§ Problem to work on: Check each line below for the word "email", and copy those that have it.

==*==

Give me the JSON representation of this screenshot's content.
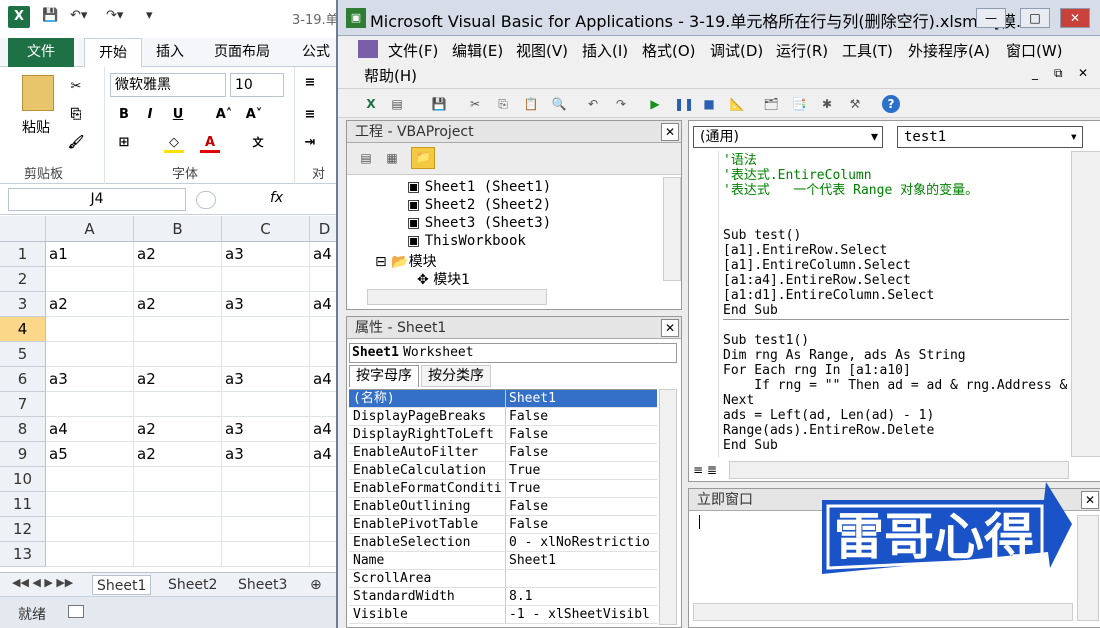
{
  "excel": {
    "doc_title": "3-19.单",
    "tabs": {
      "file": "文件",
      "home": "开始",
      "insert": "插入",
      "layout": "页面布局",
      "formula": "公式"
    },
    "ribbon": {
      "paste": "粘贴",
      "clipboard": "剪贴板",
      "font_name": "微软雅黑",
      "font_size": "10",
      "font_group": "字体",
      "align_group": "对齐"
    },
    "name_box": "J4",
    "fx": "fx",
    "columns": [
      "A",
      "B",
      "C",
      "D"
    ],
    "rows": [
      {
        "n": "1",
        "cells": [
          "a1",
          "a2",
          "a3",
          "a4"
        ]
      },
      {
        "n": "2",
        "cells": [
          "",
          "",
          "",
          ""
        ]
      },
      {
        "n": "3",
        "cells": [
          "a2",
          "a2",
          "a3",
          "a4"
        ]
      },
      {
        "n": "4",
        "cells": [
          "",
          "",
          "",
          ""
        ]
      },
      {
        "n": "5",
        "cells": [
          "",
          "",
          "",
          ""
        ]
      },
      {
        "n": "6",
        "cells": [
          "a3",
          "a2",
          "a3",
          "a4"
        ]
      },
      {
        "n": "7",
        "cells": [
          "",
          "",
          "",
          ""
        ]
      },
      {
        "n": "8",
        "cells": [
          "a4",
          "a2",
          "a3",
          "a4"
        ]
      },
      {
        "n": "9",
        "cells": [
          "a5",
          "a2",
          "a3",
          "a4"
        ]
      },
      {
        "n": "10",
        "cells": [
          "",
          "",
          "",
          ""
        ]
      },
      {
        "n": "11",
        "cells": [
          "",
          "",
          "",
          ""
        ]
      },
      {
        "n": "12",
        "cells": [
          "",
          "",
          "",
          ""
        ]
      },
      {
        "n": "13",
        "cells": [
          "",
          "",
          "",
          ""
        ]
      }
    ],
    "selected_row": "4",
    "sheet_tabs": [
      "Sheet1",
      "Sheet2",
      "Sheet3"
    ],
    "status": "就绪"
  },
  "vba": {
    "title": "Microsoft Visual Basic for Applications - 3-19.单元格所在行与列(删除空行).xlsm - [模...",
    "menus": [
      "文件(F)",
      "编辑(E)",
      "视图(V)",
      "插入(I)",
      "格式(O)",
      "调试(D)",
      "运行(R)",
      "工具(T)",
      "外接程序(A)",
      "窗口(W)",
      "帮助(H)"
    ],
    "project": {
      "title": "工程 - VBAProject",
      "items": [
        "Sheet1 (Sheet1)",
        "Sheet2 (Sheet2)",
        "Sheet3 (Sheet3)",
        "ThisWorkbook",
        "模块",
        "模块1"
      ]
    },
    "props": {
      "title": "属性 - Sheet1",
      "object": "Sheet1",
      "object_type": "Worksheet",
      "tab_alpha": "按字母序",
      "tab_cat": "按分类序",
      "rows": [
        {
          "name": "(名称)",
          "value": "Sheet1"
        },
        {
          "name": "DisplayPageBreaks",
          "value": "False"
        },
        {
          "name": "DisplayRightToLeft",
          "value": "False"
        },
        {
          "name": "EnableAutoFilter",
          "value": "False"
        },
        {
          "name": "EnableCalculation",
          "value": "True"
        },
        {
          "name": "EnableFormatConditi",
          "value": "True"
        },
        {
          "name": "EnableOutlining",
          "value": "False"
        },
        {
          "name": "EnablePivotTable",
          "value": "False"
        },
        {
          "name": "EnableSelection",
          "value": "0 - xlNoRestrictio"
        },
        {
          "name": "Name",
          "value": "Sheet1"
        },
        {
          "name": "ScrollArea",
          "value": ""
        },
        {
          "name": "StandardWidth",
          "value": "8.1"
        },
        {
          "name": "Visible",
          "value": "-1 - xlSheetVisibl"
        }
      ]
    },
    "code": {
      "object_combo": "(通用)",
      "proc_combo": "test1",
      "lines": [
        {
          "t": "'语法",
          "c": "green"
        },
        {
          "t": "'表达式.EntireColumn",
          "c": "green"
        },
        {
          "t": "'表达式   一个代表 Range 对象的变量。",
          "c": "green"
        },
        {
          "t": "",
          "c": ""
        },
        {
          "t": "",
          "c": ""
        },
        {
          "t": "Sub test()",
          "c": ""
        },
        {
          "t": "[a1].EntireRow.Select",
          "c": ""
        },
        {
          "t": "[a1].EntireColumn.Select",
          "c": ""
        },
        {
          "t": "[a1:a4].EntireRow.Select",
          "c": ""
        },
        {
          "t": "[a1:d1].EntireColumn.Select",
          "c": ""
        },
        {
          "t": "End Sub",
          "c": ""
        },
        {
          "t": "",
          "c": ""
        },
        {
          "t": "Sub test1()",
          "c": ""
        },
        {
          "t": "Dim rng As Range, ads As String",
          "c": ""
        },
        {
          "t": "For Each rng In [a1:a10]",
          "c": ""
        },
        {
          "t": "    If rng = \"\" Then ad = ad & rng.Address &",
          "c": ""
        },
        {
          "t": "Next",
          "c": ""
        },
        {
          "t": "ads = Left(ad, Len(ad) - 1)",
          "c": ""
        },
        {
          "t": "Range(ads).EntireRow.Delete",
          "c": ""
        },
        {
          "t": "End Sub",
          "c": ""
        }
      ]
    },
    "immediate_title": "立即窗口"
  },
  "watermark": "雷哥心得",
  "colors": {
    "excel_green": "#1e7145",
    "selected_row": "#fbd889",
    "comment": "#008000",
    "watermark_blue": "#1a53c8"
  }
}
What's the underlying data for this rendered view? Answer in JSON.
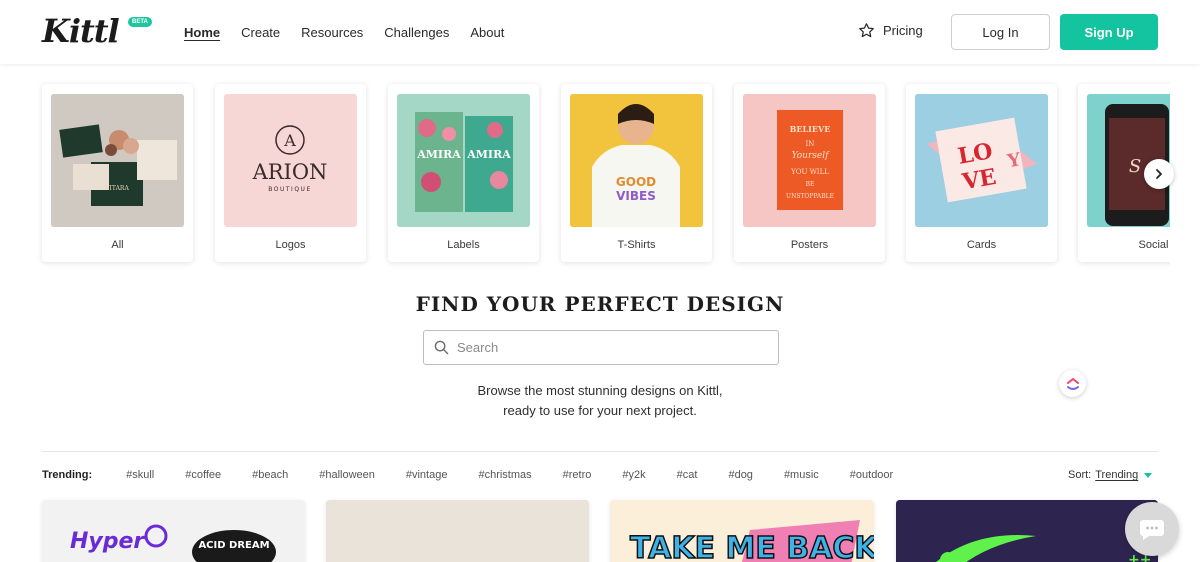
{
  "header": {
    "logo": "Kittl",
    "beta_badge": "BETA",
    "nav": [
      {
        "label": "Home",
        "active": true
      },
      {
        "label": "Create",
        "active": false
      },
      {
        "label": "Resources",
        "active": false
      },
      {
        "label": "Challenges",
        "active": false
      },
      {
        "label": "About",
        "active": false
      }
    ],
    "pricing_label": "Pricing",
    "login_label": "Log In",
    "signup_label": "Sign Up"
  },
  "categories": [
    {
      "label": "All",
      "thumb_bg": "#d9d5cf"
    },
    {
      "label": "Logos",
      "thumb_bg": "#f7d6d6",
      "thumb_text": "ARION",
      "thumb_subtext": "BOUTIQUE"
    },
    {
      "label": "Labels",
      "thumb_bg": "#a8d8c8",
      "thumb_text": "AMIRA"
    },
    {
      "label": "T-Shirts",
      "thumb_bg": "#f3c63f",
      "thumb_text": "GOOD VIBES"
    },
    {
      "label": "Posters",
      "thumb_bg": "#f6c7c5",
      "thumb_text": "BELIEVE IN YOURSELF"
    },
    {
      "label": "Cards",
      "thumb_bg": "#9ad0e4",
      "thumb_text": "LOVE YOU"
    },
    {
      "label": "Social",
      "thumb_bg": "#7fd3cf"
    }
  ],
  "hero": {
    "title": "FIND YOUR PERFECT DESIGN",
    "search_placeholder": "Search",
    "subtitle_line1": "Browse the most stunning designs on Kittl,",
    "subtitle_line2": "ready to use for your next project."
  },
  "trending": {
    "label": "Trending:",
    "tags": [
      "#skull",
      "#coffee",
      "#beach",
      "#halloween",
      "#vintage",
      "#christmas",
      "#retro",
      "#y2k",
      "#cat",
      "#dog",
      "#music",
      "#outdoor"
    ],
    "sort_label": "Sort:",
    "sort_value": "Trending"
  },
  "gallery": [
    {
      "bg": "#f2f2f2",
      "text1": "Hyper",
      "text2": "ACID DREAM"
    },
    {
      "bg": "#e9e3da"
    },
    {
      "bg": "#fbefd9",
      "text1": "TAKE ME BACK"
    },
    {
      "bg": "#3a2d5c"
    }
  ],
  "colors": {
    "accent": "#14c4a0",
    "text": "#1f1f1f"
  }
}
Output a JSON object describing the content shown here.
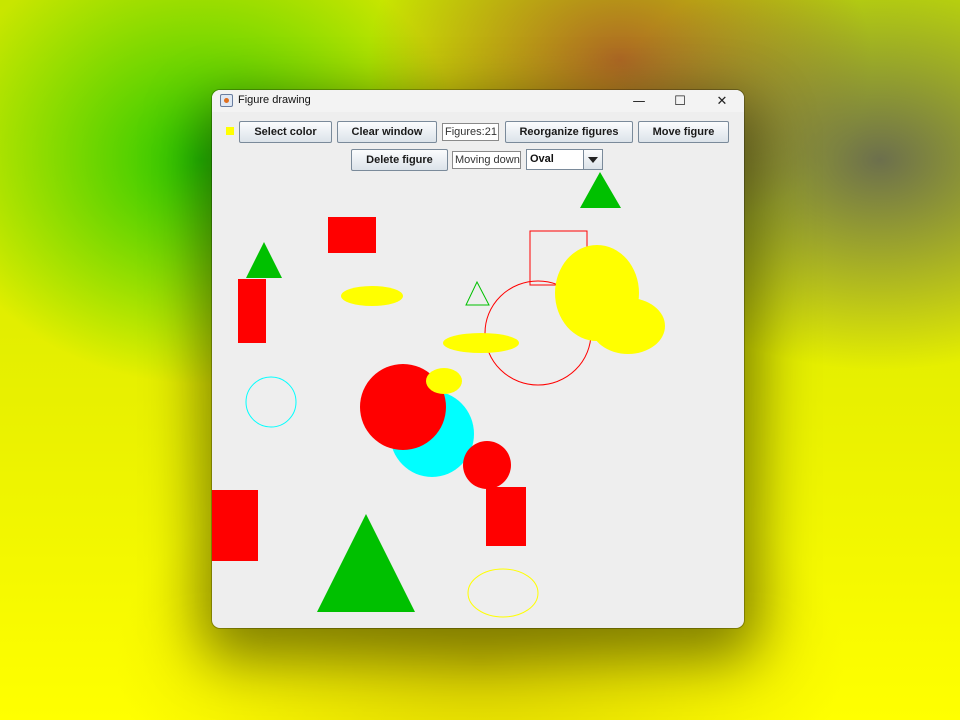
{
  "window": {
    "title": "Figure drawing",
    "controls": {
      "minimize": "—",
      "maximize": "☐",
      "close": "✕"
    }
  },
  "toolbar": {
    "current_color": "#ffff00",
    "select_color_label": "Select color",
    "clear_window_label": "Clear window",
    "figures_count_text": "Figures:21",
    "reorganize_label": "Reorganize figures",
    "move_figure_label": "Move figure",
    "delete_figure_label": "Delete figure",
    "direction_text": "Moving down",
    "shape_select": {
      "selected": "Oval"
    }
  },
  "colors": {
    "red": "#ff0000",
    "green": "#00c000",
    "yellow": "#ffff00",
    "cyan": "#00ffff"
  },
  "icons": {
    "app": "java-coffee-icon",
    "combo_arrow": "triangle-down-icon"
  }
}
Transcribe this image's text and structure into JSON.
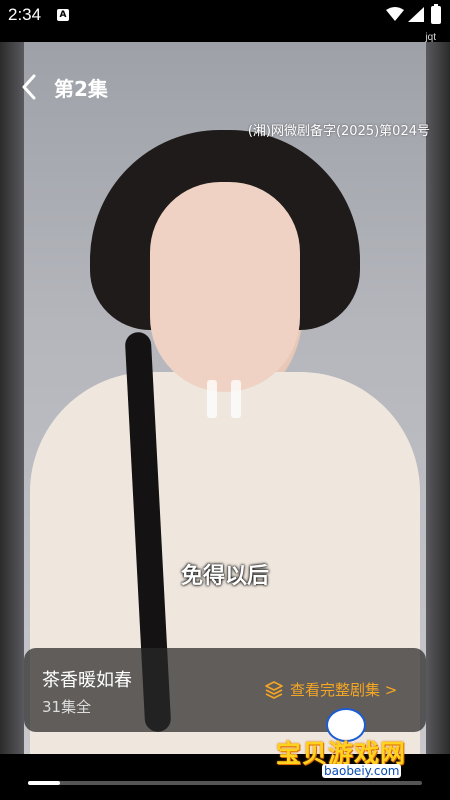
{
  "status_bar": {
    "time": "2:34",
    "notification_icon": "A",
    "extra_label": "jqt"
  },
  "header": {
    "back_icon": "chevron-left-icon",
    "episode_title": "第2集"
  },
  "video": {
    "license_text": "(湘)网微剧备字(2025)第024号",
    "subtitle": "免得以后",
    "playback_state": "paused",
    "progress": 0.08
  },
  "series_card": {
    "name": "茶香暖如春",
    "episode_count": "31集全",
    "full_series_link": "查看完整剧集 >",
    "accent_color": "#f5a623"
  },
  "watermark": {
    "text": "宝贝游戏网",
    "url": "baobeiy.com"
  }
}
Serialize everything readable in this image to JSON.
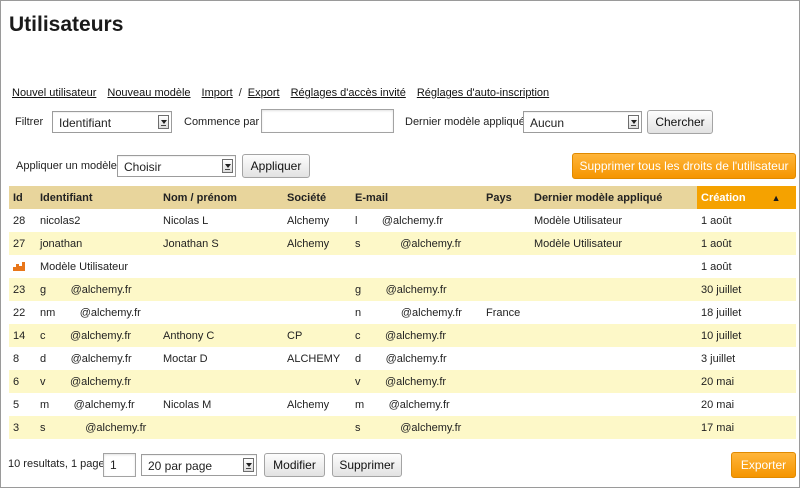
{
  "page": {
    "title": "Utilisateurs"
  },
  "links": {
    "new_user": "Nouvel utilisateur",
    "new_model": "Nouveau modèle",
    "import": "Import",
    "separator": "/",
    "export": "Export",
    "guest_access": "Réglages d'accès invité",
    "self_registration": "Réglages d'auto-inscription"
  },
  "filters": {
    "filter_label": "Filtrer",
    "filter_value": "Identifiant",
    "starts_with_label": "Commence par",
    "starts_with_value": "",
    "last_model_label": "Dernier modèle appliqué",
    "last_model_value": "Aucun",
    "search_button": "Chercher"
  },
  "apply_model": {
    "label": "Appliquer un modèle",
    "select_value": "Choisir",
    "apply_button": "Appliquer",
    "remove_all_rights_button": "Supprimer tous les droits de l'utilisateur"
  },
  "table": {
    "columns": [
      "Id",
      "Identifiant",
      "Nom / prénom",
      "Société",
      "E-mail",
      "Pays",
      "Dernier modèle appliqué",
      "Création"
    ],
    "sort_indicator": "▲",
    "rows": [
      {
        "id": "28",
        "identifiant": "nicolas2",
        "nom": "Nicolas L",
        "societe": "Alchemy",
        "email": "l        @alchemy.fr",
        "pays": "",
        "modele": "Modèle Utilisateur",
        "creation": "1 août"
      },
      {
        "id": "27",
        "identifiant": "jonathan",
        "nom": "Jonathan S",
        "societe": "Alchemy",
        "email": "s             @alchemy.fr",
        "pays": "",
        "modele": "Modèle Utilisateur",
        "creation": "1 août"
      },
      {
        "id": "",
        "identifiant": "Modèle Utilisateur",
        "nom": "",
        "societe": "",
        "email": "",
        "pays": "",
        "modele": "",
        "creation": "1 août",
        "is_model": true
      },
      {
        "id": "23",
        "identifiant": "g        @alchemy.fr",
        "nom": "",
        "societe": "",
        "email": "g        @alchemy.fr",
        "pays": "",
        "modele": "",
        "creation": "30 juillet"
      },
      {
        "id": "22",
        "identifiant": "nm        @alchemy.fr",
        "nom": "",
        "societe": "",
        "email": "n             @alchemy.fr",
        "pays": "France",
        "modele": "",
        "creation": "18 juillet"
      },
      {
        "id": "14",
        "identifiant": "c        @alchemy.fr",
        "nom": "Anthony C",
        "societe": "CP",
        "email": "c        @alchemy.fr",
        "pays": "",
        "modele": "",
        "creation": "10 juillet"
      },
      {
        "id": "8",
        "identifiant": "d        @alchemy.fr",
        "nom": "Moctar D",
        "societe": "ALCHEMY",
        "email": "d        @alchemy.fr",
        "pays": "",
        "modele": "",
        "creation": "3 juillet"
      },
      {
        "id": "6",
        "identifiant": "v        @alchemy.fr",
        "nom": "",
        "societe": "",
        "email": "v        @alchemy.fr",
        "pays": "",
        "modele": "",
        "creation": "20 mai"
      },
      {
        "id": "5",
        "identifiant": "m        @alchemy.fr",
        "nom": "Nicolas M",
        "societe": "Alchemy",
        "email": "m        @alchemy.fr",
        "pays": "",
        "modele": "",
        "creation": "20 mai"
      },
      {
        "id": "3",
        "identifiant": "s             @alchemy.fr",
        "nom": "",
        "societe": "",
        "email": "s             @alchemy.fr",
        "pays": "",
        "modele": "",
        "creation": "17 mai"
      }
    ]
  },
  "footer": {
    "results_text": "10 resultats, 1 pages",
    "page_value": "1",
    "per_page_value": "20 par page",
    "modify_button": "Modifier",
    "delete_button": "Supprimer",
    "export_button": "Exporter"
  },
  "colors": {
    "header_bg": "#e8d59c",
    "sorted_header_bg": "#f5a200",
    "row_alt_bg": "#fdf8c8",
    "orange_button": "#f59500"
  },
  "icons": {
    "model_row_icon": "group-bars-icon",
    "select_arrow": "dropdown-arrow-icon",
    "sort": "sort-ascending-icon"
  }
}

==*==

§ Task solution:
        "email": "l        @alchemy.fr",
        "email": "s             @alchemy.fr",
        "email": "",
        "email": "g        @alchemy.fr",
        "email": "n             @alchemy.fr",
        "email": "c        @alchemy.fr",
        "email": "d        @alchemy.fr",
        "email": "v        @alchemy.fr",
        "email": "m        @alchemy.fr",
        "email": "s             @alchemy.fr",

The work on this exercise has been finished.